Let me give you another example. I have participated in multiple problem-solving exercises where I do not fully understand the core domain. This is fun for me because I suggest ideas _without_ knowing if they’re feasible, let alone viable. Bits and pieces of my ideas may be useful when combined with other ideas. That creates new options to check for viability.
One last example before moving on to the second phrase. I’m a position to assess business development opportunities. Determining viability requires multiple stakeholders, like turning two key to launch a missile. This is great for me because I use viability on one side to reduce the problem-space. For example, let’s say we have a six month time horizon. If a proposed business development deal takes one year, then that’s immediately not viable. There is no sense in investing engineering time into spikes or probing these opportunities because they’re not viable on the business side. The concept of viability allows me to goalie before it comes to my engineering teams.
I sincerely challenge you to bring the word “viable” into your daily problem-solving work. You’ll be surprised how different people define viability—thus making the implicit mental models explicit; plus encouraging everyone to come up with menu of viable options.
So what happens if you can’t determine if something is viable? Well, then you need to go and see.
There is much meaning in this short phrase. The TL;DR version is go to the _gemba_ and observe for yourself.
What’s “the gemba”? The gemba is the place where the actual work happens. The second part is _observe for yourself_. You, that’s you—the person with eyes, a mouth, ears, and a brain—collect the facts _yourself_.
“Go and see” cannot be delegated. Quite the opposite. It requires a deep commitment to learning and curiosity to go and see while comprehending what’s happening.
Here’s an example. One of my teammates pulls the andon cord, surfacing a problem on the website. I respond: “Thank you for identifying this problem. I need to go and see what the problem is. Can you show me on Zoom?”
This small interaction accomplishes several important things. First, it reinforces the value of identifying problems. This is a core lean tenant: the obstacle is the way, stop, and solve problems. Second, it demonstrates that I am interested in solving this problem by showing I want to understand the problem _for myself_. Third, it creates the opportunity for learning. My understanding of the problem—be it the cause or impact—may be completely different than my teammates. That’s the opportunity to reconcile our mental models, then propagate that refined mental model forward to others pulled into the problem-solving.

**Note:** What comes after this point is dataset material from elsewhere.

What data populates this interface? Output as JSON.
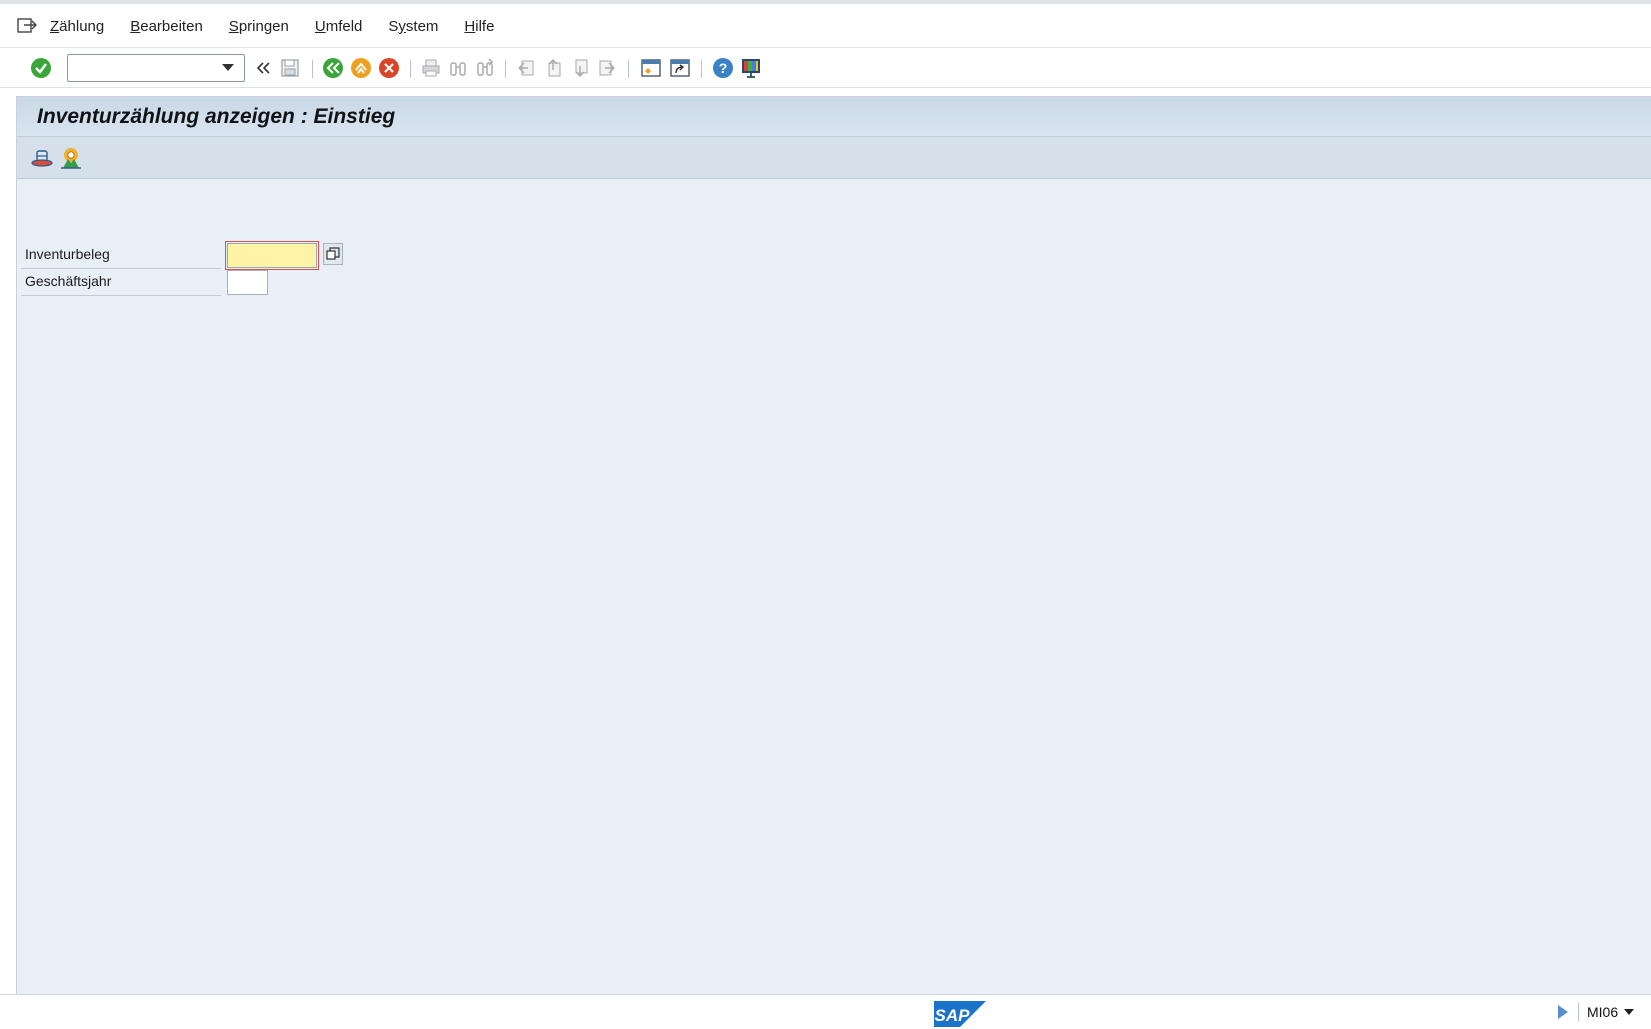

Here’s a different example. I’ve been in many meetings where people are talking about numbers, KPIs, or any type of time series data that I simply don’t understand or I want to know _how_ they came up with those numbers. So, I’ll say: “Time out for a minute. I don’t understand. Can we go and see how you got those numbers?” Then someone will open a spreadsheet or some biz ops dashboard to explain the background information. I have learned so much with this simple question.
The crucial trait is curiosity. For this I pull from one of the masters: Fujio Cho. He was chairman of Toyota Motor Corporation, and man behind “The Toyota Way”.

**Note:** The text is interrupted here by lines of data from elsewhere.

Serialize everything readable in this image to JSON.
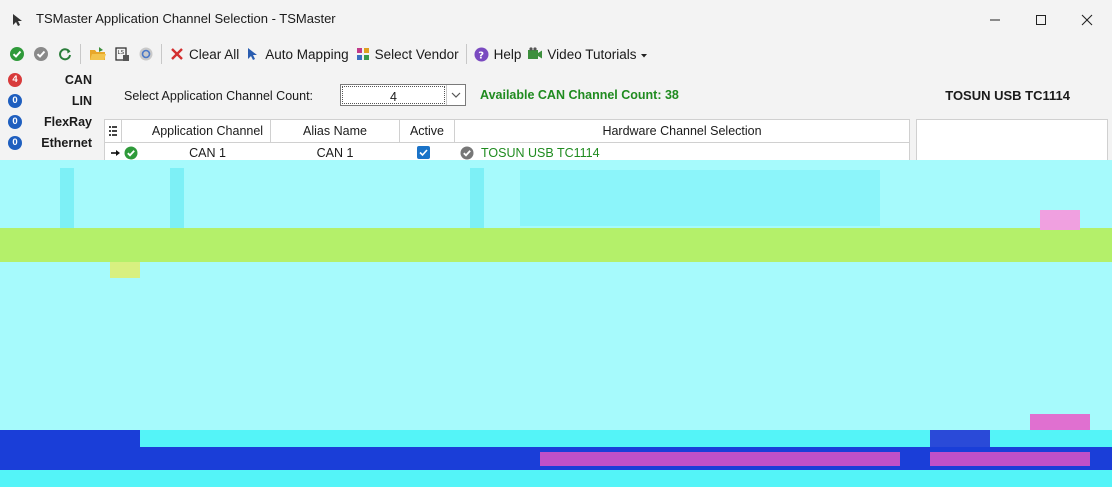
{
  "window": {
    "title": "TSMaster Application Channel Selection - TSMaster",
    "minimize": "minimize",
    "maximize": "maximize",
    "close": "close"
  },
  "toolbar": {
    "icons": [
      "ok-icon",
      "cancel-icon",
      "refresh-icon",
      "open-folder-icon",
      "save-config-icon",
      "reset-icon"
    ],
    "clear_all": "Clear All",
    "auto_mapping": "Auto Mapping",
    "select_vendor": "Select Vendor",
    "help": "Help",
    "video_tutorials": "Video Tutorials"
  },
  "categories": [
    {
      "name": "CAN",
      "count": "4",
      "color": "#d83b3b"
    },
    {
      "name": "LIN",
      "count": "0",
      "color": "#1f5fbf"
    },
    {
      "name": "FlexRay",
      "count": "0",
      "color": "#1f5fbf"
    },
    {
      "name": "Ethernet",
      "count": "0",
      "color": "#1f5fbf"
    }
  ],
  "selection": {
    "label": "Select Application Channel Count:",
    "count": "4",
    "available": "Available CAN Channel Count: 38",
    "device": "TOSUN USB TC1114"
  },
  "grid": {
    "headers": [
      "Application Channel",
      "Alias Name",
      "Active",
      "Hardware Channel Selection"
    ],
    "rows": [
      {
        "channel": "CAN 1",
        "alias": "CAN 1",
        "active": true,
        "hardware": "TOSUN USB TC1114"
      }
    ]
  },
  "colors": {
    "accent_green": "#1f8b1f",
    "ok_green": "#2f9a3a",
    "check_blue": "#1a73c8"
  }
}
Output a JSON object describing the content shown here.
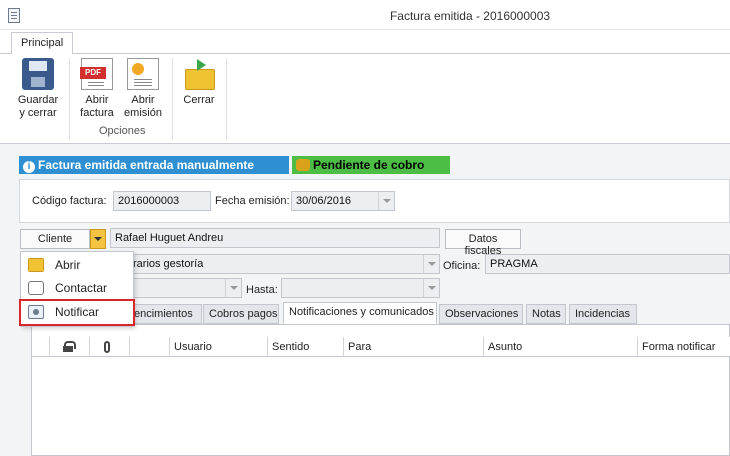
{
  "window": {
    "title": "Factura emitida - 2016000003"
  },
  "ribbon": {
    "tab": "Principal",
    "buttons": {
      "save": "Guardar y cerrar",
      "open_invoice": "Abrir factura",
      "open_issue": "Abrir emisión",
      "close": "Cerrar"
    },
    "group_label": "Opciones"
  },
  "banners": {
    "info": "Factura emitida entrada manualmente",
    "status": "Pendiente de cobro"
  },
  "form": {
    "codigo_label": "Código factura:",
    "codigo_value": "2016000003",
    "fecha_label": "Fecha emisión:",
    "fecha_value": "30/06/2016",
    "cliente_button": "Cliente",
    "cliente_value": "Rafael Huguet Andreu",
    "datos_fiscales_button": "Datos fiscales",
    "gestoria_value": "rarios gestoría",
    "oficina_label": "Oficina:",
    "oficina_value": "PRAGMA",
    "hasta_label": "Hasta:"
  },
  "tabs": [
    {
      "label": "encimientos"
    },
    {
      "label": "Cobros pagos"
    },
    {
      "label": "Notificaciones y comunicados"
    },
    {
      "label": "Observaciones"
    },
    {
      "label": "Notas"
    },
    {
      "label": "Incidencias"
    }
  ],
  "grid": {
    "columns": [
      "Usuario",
      "Sentido",
      "Para",
      "Asunto",
      "Forma notificar"
    ]
  },
  "context_menu": {
    "items": [
      {
        "label": "Abrir",
        "icon": "folder-icon"
      },
      {
        "label": "Contactar",
        "icon": "chat-icon"
      },
      {
        "label": "Notificar",
        "icon": "notify-icon"
      }
    ]
  },
  "colors": {
    "info_banner": "#2e8fd2",
    "status_banner": "#4dbe45",
    "highlight": "#d9262c"
  }
}
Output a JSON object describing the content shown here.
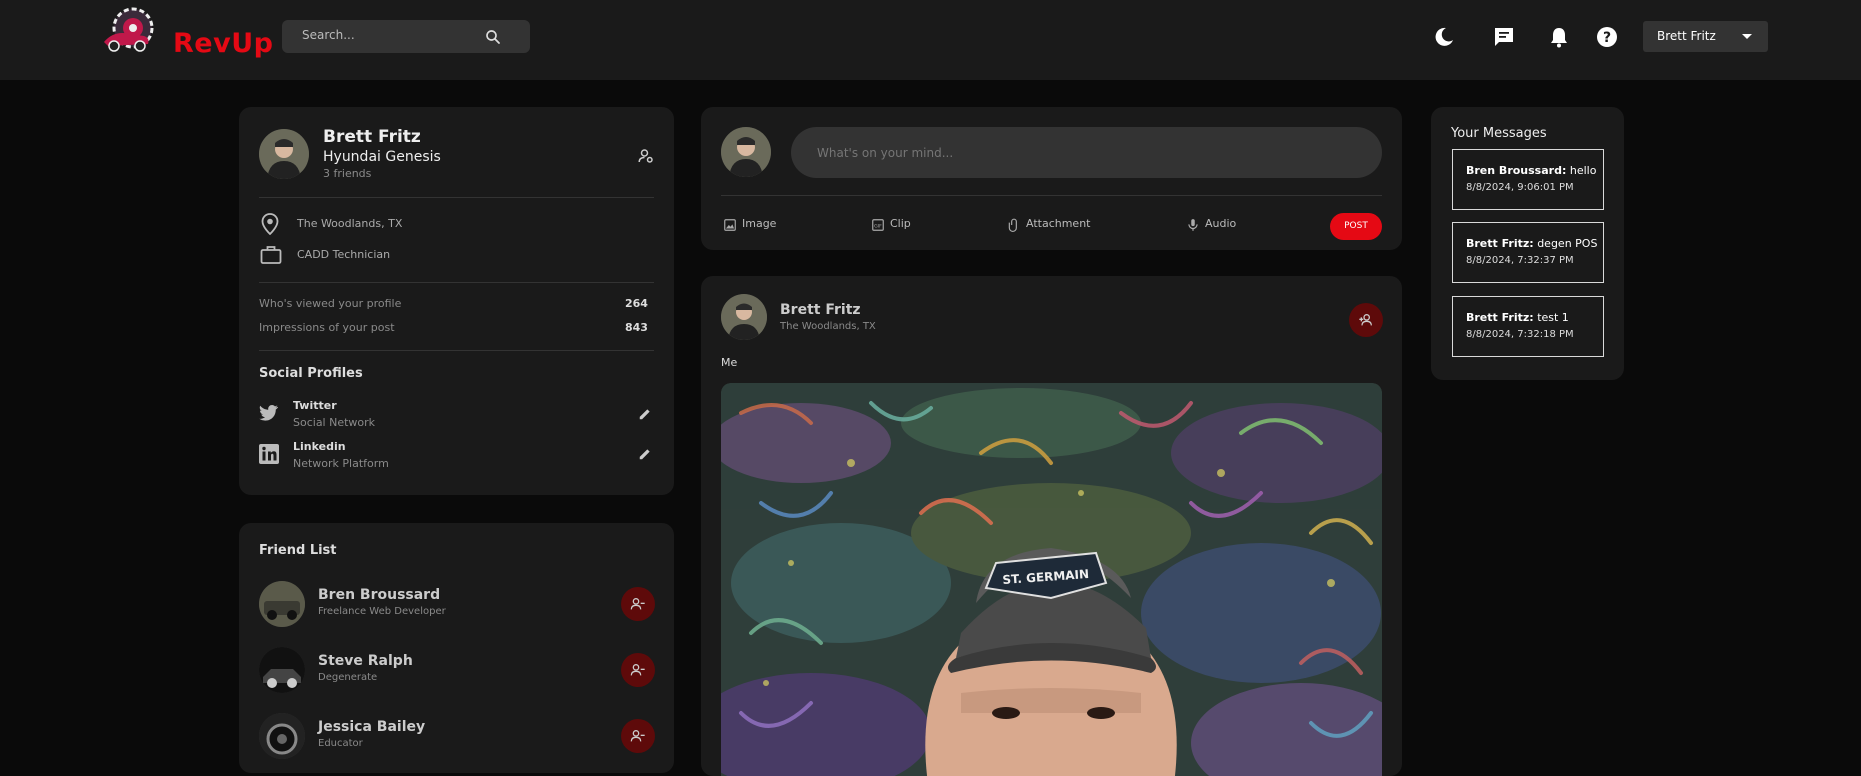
{
  "navbar": {
    "brand": "RevUp",
    "search_placeholder": "Search...",
    "icons": [
      "moon-icon",
      "chat-icon",
      "bell-icon",
      "help-icon"
    ],
    "user": "Brett Fritz"
  },
  "profile": {
    "name": "Brett Fritz",
    "car": "Hyundai Genesis",
    "friends": "3 friends",
    "location": "The Woodlands, TX",
    "occupation": "CADD Technician",
    "stats": [
      {
        "label": "Who's viewed your profile",
        "value": "264"
      },
      {
        "label": "Impressions of your post",
        "value": "843"
      }
    ],
    "social_title": "Social Profiles",
    "socials": [
      {
        "name": "Twitter",
        "type": "Social Network"
      },
      {
        "name": "Linkedin",
        "type": "Network Platform"
      }
    ]
  },
  "friend_list": {
    "title": "Friend List",
    "friends": [
      {
        "name": "Bren Broussard",
        "title": "Freelance Web Developer"
      },
      {
        "name": "Steve Ralph",
        "title": "Degenerate"
      },
      {
        "name": "Jessica Bailey",
        "title": "Educator"
      }
    ]
  },
  "composer": {
    "placeholder": "What's on your mind...",
    "actions": [
      "Image",
      "Clip",
      "Attachment",
      "Audio"
    ],
    "post_label": "POST"
  },
  "post": {
    "author": "Brett Fritz",
    "location": "The Woodlands, TX",
    "caption": "Me",
    "hat_text": "ST. GERMAIN"
  },
  "messages": {
    "title": "Your Messages",
    "items": [
      {
        "sender": "Bren Broussard:",
        "text": "hello",
        "time": "8/8/2024, 9:06:01 PM"
      },
      {
        "sender": "Brett Fritz:",
        "text": "degen POS",
        "time": "8/8/2024, 7:32:37 PM"
      },
      {
        "sender": "Brett Fritz:",
        "text": "test 1",
        "time": "8/8/2024, 7:32:18 PM"
      }
    ]
  },
  "colors": {
    "accent": "#e50914",
    "dark_accent": "#5e0a0a",
    "card": "#1a1a1a",
    "background": "#0a0a0a"
  }
}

He explained: Go and see, ask why, show respect.
All right, that’s all for this batch. I challenge you to bring “viable” and “go and see” to your gemba.
Now I need your support to keep this podcast viable. I’ve setup a patreon to support this podcast and its cousin, Software Kaizen. Your support ensures I can continue producing Small Batches episodes like this one, guest interviews, and long-form written content on Software Kaizen.
There is only a single tier on Patreon to start. I will provide exclusive content for paid subscribers, though I am not sure what that is just yet.
So go to SmallBatches.fm/101 for links to my patreon and more resources on viability and go-and-see thinking.
I hope have you back again for the next episode. So until then, happy shipping.